1) Use small, stocky, dark green plants rather than tall, spindly ones. Smaller plants form roots rapidly and become established more quickly than those that are overgrown.
2) Though tomatoes can be planted slightly deeper than the cell-pack, do not bury plant deeply or lay the stem sideways. Though roots will form on the stems of tomatoes, this requires energy that would be better used for establishment and growth.
3) Use a transplant solution (starter solution) when transplanting to make sure roots are moist and nutrients are readily available.
4) Do not mulch until the plant is growing well. Mulching too early prevents soil from warming up.
Setting out peppers
Although many of us may want to plant some of the numerous types and varieties of peppers (hot and sweet) about the same time as tomatoes, that's not always the best advice. You see, peppers like the soil temperatures about 10 degrees warmer than the tomatoes. If you wait until about May 10 through 15 to set out tomatoes, then that would be ideal for peppers also. Many of the tips covered with tomatoes are also true for peppers, except the soil temperature.
University and industry research studies clearly show that waiting until the soil has warmed up will give far superior yields and plant growth rather than trying all the neat tricks commonly used when planting early tomatoes.
For our area, waiting one to two weeks after the early tomato plants were set out (last of April) will give the peppers the warm soil temps that they so desire. You see, air temperature (frost) is always the critical factor for many of our early garden plants, but the pepper roots really thrive in the warmer soils. When planted in cool/cold soils, they tend to just "live," but actual root and top growth will wait for the right temps. Research has shown the early yields and total yields for the season will be much greater when the pepper plants start off with ideal growing conditions. The cool soil and air temps tend to stunt the plants.

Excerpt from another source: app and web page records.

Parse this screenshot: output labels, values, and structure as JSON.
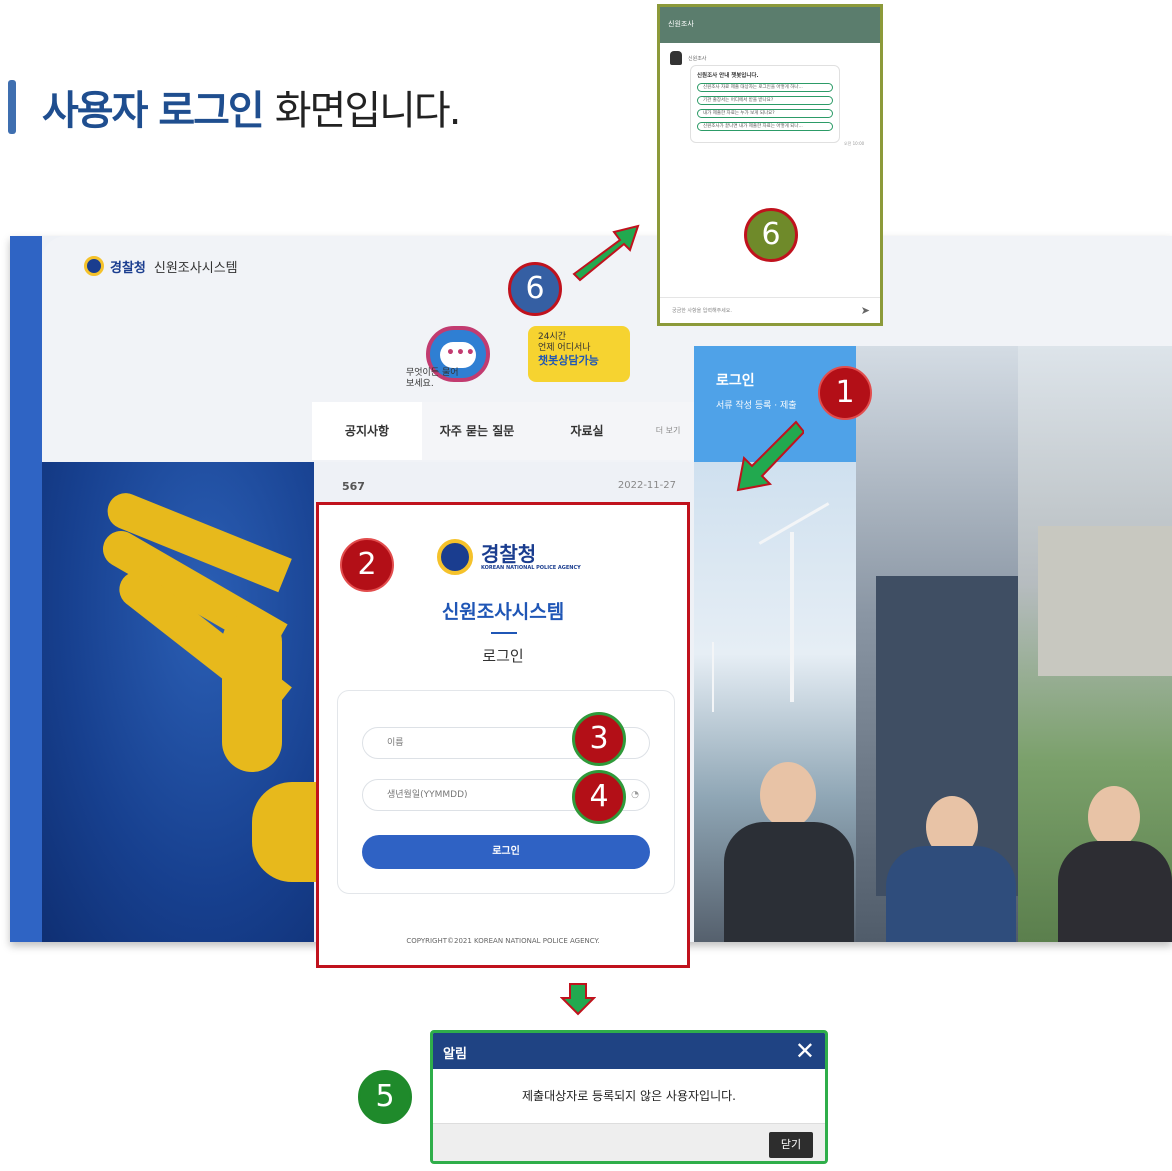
{
  "heading": {
    "bold": "사용자 로그인",
    "light": "화면입니다."
  },
  "brand": {
    "agency": "경찰청",
    "system": "신원조사시스템"
  },
  "chatbot": {
    "ask": "무엇이든 물어보세요.",
    "line1": "24시간",
    "line2": "언제 어디서나",
    "line3": "챗봇상담가능"
  },
  "tabs": [
    "공지사항",
    "자주 묻는 질문",
    "자료실"
  ],
  "more": "더 보기",
  "notice": {
    "number": "567",
    "date": "2022-11-27"
  },
  "login_tile": {
    "title": "로그인",
    "subtitle": "서류 작성 등록 · 제출"
  },
  "modal": {
    "agency": "경찰청",
    "agency_en": "KOREAN NATIONAL POLICE AGENCY",
    "title": "신원조사시스템",
    "subtitle": "로그인",
    "name_placeholder": "이름",
    "birth_placeholder": "생년월일(YYMMDD)",
    "login_button": "로그인",
    "copyright": "COPYRIGHT©2021 KOREAN NATIONAL POLICE AGENCY."
  },
  "chat_popup": {
    "header": "신원조사",
    "bot_name": "신원조사",
    "greeting": "신원조사 안내 챗봇입니다.",
    "chips": [
      "신원조사 자료 제출 대상자는 로그인을 어떻게 하나...",
      "기관 출장서는 어디에서 받을 받나요?",
      "내가 제출한 자료는 누가 보게 되나요?",
      "신원조사가 끝나면 내가 제출한 자료는 어떻게 되나..."
    ],
    "time": "오전 10:00",
    "input_placeholder": "궁금한 사항을 입력해주세요."
  },
  "badges": {
    "b1": "1",
    "b2": "2",
    "b3": "3",
    "b4": "4",
    "b5": "5",
    "b6": "6"
  },
  "alert": {
    "title": "알림",
    "message": "제출대상자로 등록되지 않은 사용자입니다.",
    "close": "닫기"
  }
}
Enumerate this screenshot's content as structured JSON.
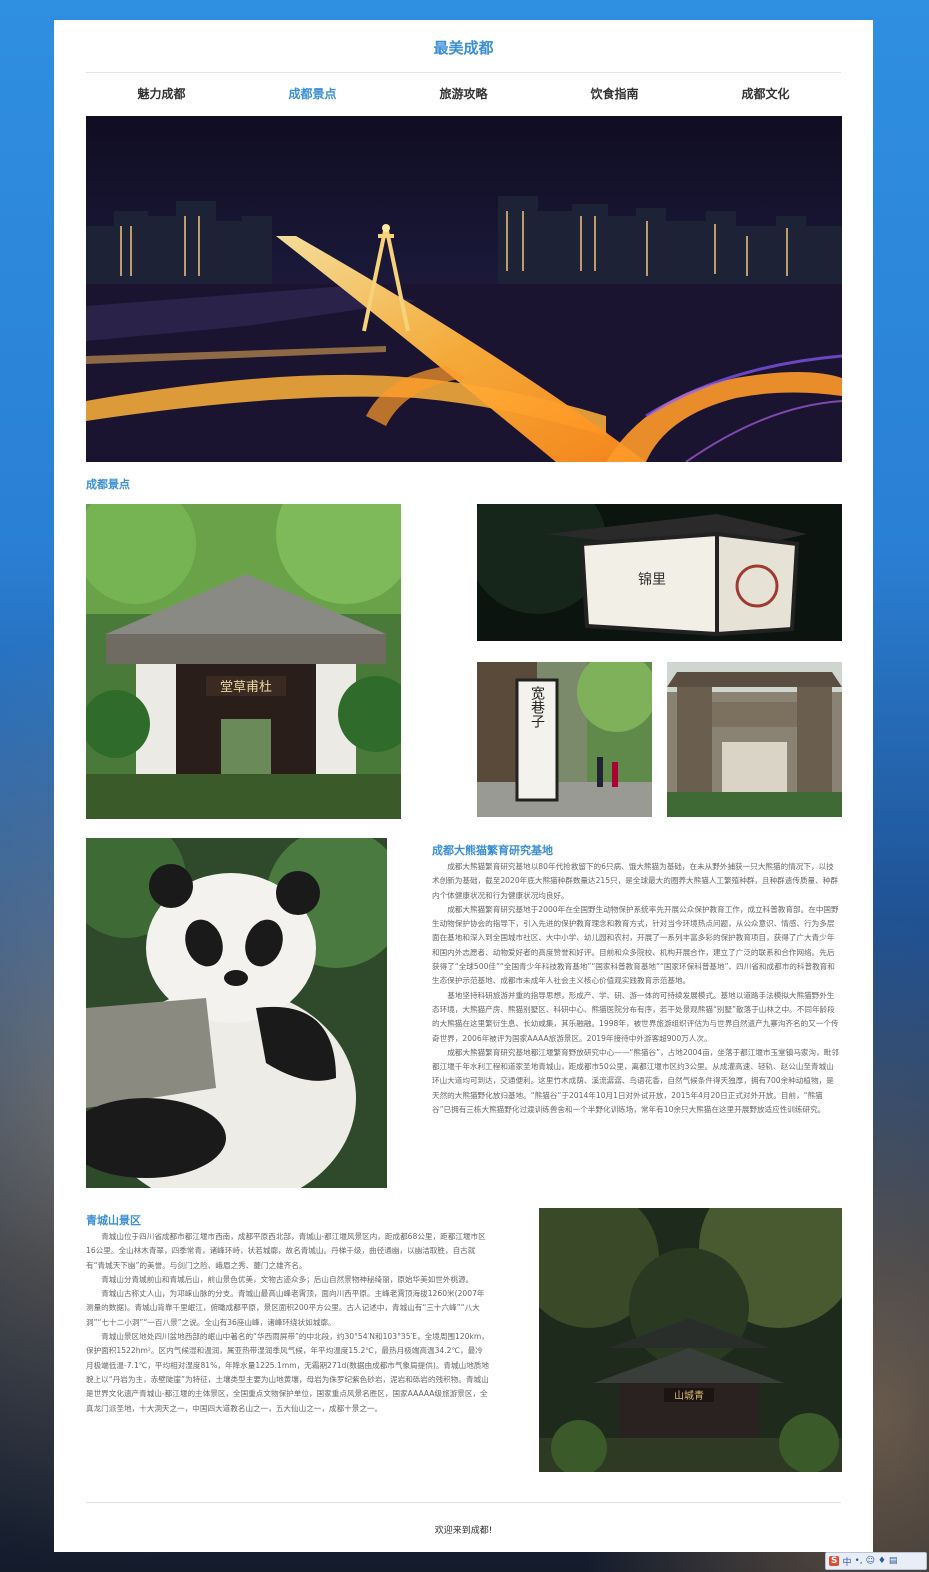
{
  "site": {
    "title": "最美成都"
  },
  "nav": [
    {
      "label": "魅力成都",
      "active": false
    },
    {
      "label": "成都景点",
      "active": true
    },
    {
      "label": "旅游攻略",
      "active": false
    },
    {
      "label": "饮食指南",
      "active": false
    },
    {
      "label": "成都文化",
      "active": false
    }
  ],
  "gallery": {
    "label": "成都景点"
  },
  "photos": [
    {
      "name": "chengdu-night-overpass-photo"
    },
    {
      "name": "du-fu-thatched-cottage-photo",
      "sign": "堂草甫杜"
    },
    {
      "name": "lantern-photo",
      "sign": "锦里"
    },
    {
      "name": "kuanzhai-alley-photo",
      "sign": "宽巷子"
    },
    {
      "name": "wenshu-archway-photo"
    },
    {
      "name": "panda-photo"
    },
    {
      "name": "qingcheng-temple-photo",
      "sign": "山城青"
    }
  ],
  "panda": {
    "heading": "成都大熊猫繁育研究基地",
    "paragraphs": [
      "成都大熊猫繁育研究基地以80年代抢救留下的6只病、饿大熊猫为基础，在未从野外捕获一只大熊猫的情况下，以技术创新为基础，截至2020年底大熊猫种群数量达215只，是全球最大的圈养大熊猫人工繁殖种群，且种群遗传质量、种群内个体健康状况和行为健康状况均良好。",
      "成都大熊猫繁育研究基地于2000年在全国野生动物保护系统率先开展公众保护教育工作，成立科普教育部。在中国野生动物保护协会的指导下，引入先进的保护教育理念和教育方式，针对当今环境热点问题，从公众意识、情感、行为多层面在基地和深入到全国城市社区、大中小学、幼儿园和农村，开展了一系列丰富多彩的保护教育项目，获得了广大青少年和国内外志愿者、动物爱好者的高度赞誉和好评。目前和众多院校、机构开展合作，建立了广泛的联系和合作网络。先后获得了“全球500佳”“全国青少年科技教育基地”“国家科普教育基地”“国家环保科普基地”、四川省和成都市的科普教育和生态保护示范基地、成都市未成年人社会主义核心价值观实践教育示范基地。",
      "基地坚持科研旅游并重的指导思想，形成产、学、研、游一体的可持续发展模式。基地以道路手法模拟大熊猫野外生态环境，大熊猫产房、熊猫别墅区、科研中心、熊猫医院分布有序，若干处景观熊猫“别墅”散落于山林之中。不同年龄段的大熊猫在这里繁衍生息、长幼咸集，其乐融融。1998年，被世界旅游组织评估为与世界自然遗产九寨沟齐名的又一个传奇世界，2006年被评为国家AAAA旅游景区。2019年接待中外游客超900万人次。",
      "成都大熊猫繁育研究基地都江堰繁育野放研究中心——“熊猫谷”，占地2004亩，坐落于都江堰市玉堂镇马家沟，毗邻都江堰千年水利工程和道家圣地青城山，距成都市50公里，离都江堰市区约3公里。从成灌高速、轻轨、赵公山至青城山环山大道均可到达，交通便利。这里竹木成荫、溪流潺潺、鸟语花香，自然气候条件得天独厚，拥有700余种动植物，是天然的大熊猫野化放归基地。“熊猫谷”于2014年10月1日对外试开放，2015年4月20日正式对外开放。目前，“熊猫谷”已拥有三栋大熊猫野化过渡训练兽舍和一个半野化训练场，常年有10余只大熊猫在这里开展野放适应性训练研究。"
    ]
  },
  "qingcheng": {
    "heading": "青城山景区",
    "paragraphs": [
      "青城山位于四川省成都市都江堰市西南，成都平原西北部，青城山-都江堰风景区内，距成都68公里，距都江堰市区16公里。全山林木青翠，四季常青，诸峰环峙，状若城廓，故名青城山。丹梯千级，曲径通幽，以幽洁取胜，自古就有“青城天下幽”的美誉。与剑门之险、峨眉之秀、夔门之雄齐名。",
      "青城山分青城前山和青城后山，前山景色优美，文物古迹众多；后山自然景物神秘绮丽，原始华美如世外桃源。",
      "青城山古称丈人山，为邛崃山脉的分支。青城山最高山峰老霄顶，面向川西平原。主峰老霄顶海拔1260米(2007年测量的数据)。青城山背靠千里岷江，俯瞰成都平原，景区面积200平方公里。古人记述中，青城山有“三十六峰”“八大洞”“七十二小洞”“一百八景”之说。全山有36座山峰，诸峰环绕状如城廓。",
      "青城山景区地处四川盆地西部的岷山中著名的“华西雨屏带”的中北段，约30°54′N和103°35′E，全境周围120km，保护面积1522hm²。区内气候湿和温润，属亚热带湿润季风气候，年平均温度15.2℃，最热月极端高温34.2℃，最冷月极端低温-7.1℃，平均相对湿度81%，年降水量1225.1mm，无霜期271d(数据由成都市气象局提供)。青城山地质地貌上以“丹岩为主，赤壁陡崖”为特征，土壤类型主要为山地黄壤，母岩为侏罗纪紫色砂岩，泥岩和砾岩的残积物。青城山是世界文化遗产青城山-都江堰的主体景区，全国重点文物保护单位，国家重点风景名胜区，国家AAAAA级旅游景区，全真龙门派圣地，十大洞天之一，中国四大道教名山之一，五大仙山之一，成都十景之一。"
    ]
  },
  "footer": {
    "text": "欢迎来到成都!"
  },
  "taskbar": {
    "ime_logo": "S",
    "ime_mode": "中",
    "ime_punct": "•,",
    "ime_icons": "☺ ♦ ▤"
  }
}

As with tomatoes, the best choice for mulching peppers is to wait until roots have grown deep (around the time of flowering) then mulch plants with a heavy layer (three to four inches) of organic mulch. This delay allows time for the soil to warm considerably, and the plants to establish deep roots. Mulch helps retain soil moisture, prevent some soil-borne diseases and reduce or eliminate weeds. Organic mulches cool soil surface and black or red plastic mulches warm soil surface. Typical organic mulches include layered newspaper covered with straw or hay, grass clippings (as long as no weed-killers are used) and shredded or chipped wood mulches.
For more information or assistance on this or other topics, please call the Extension Office at 272-3670, located at 501 S. Ninth St.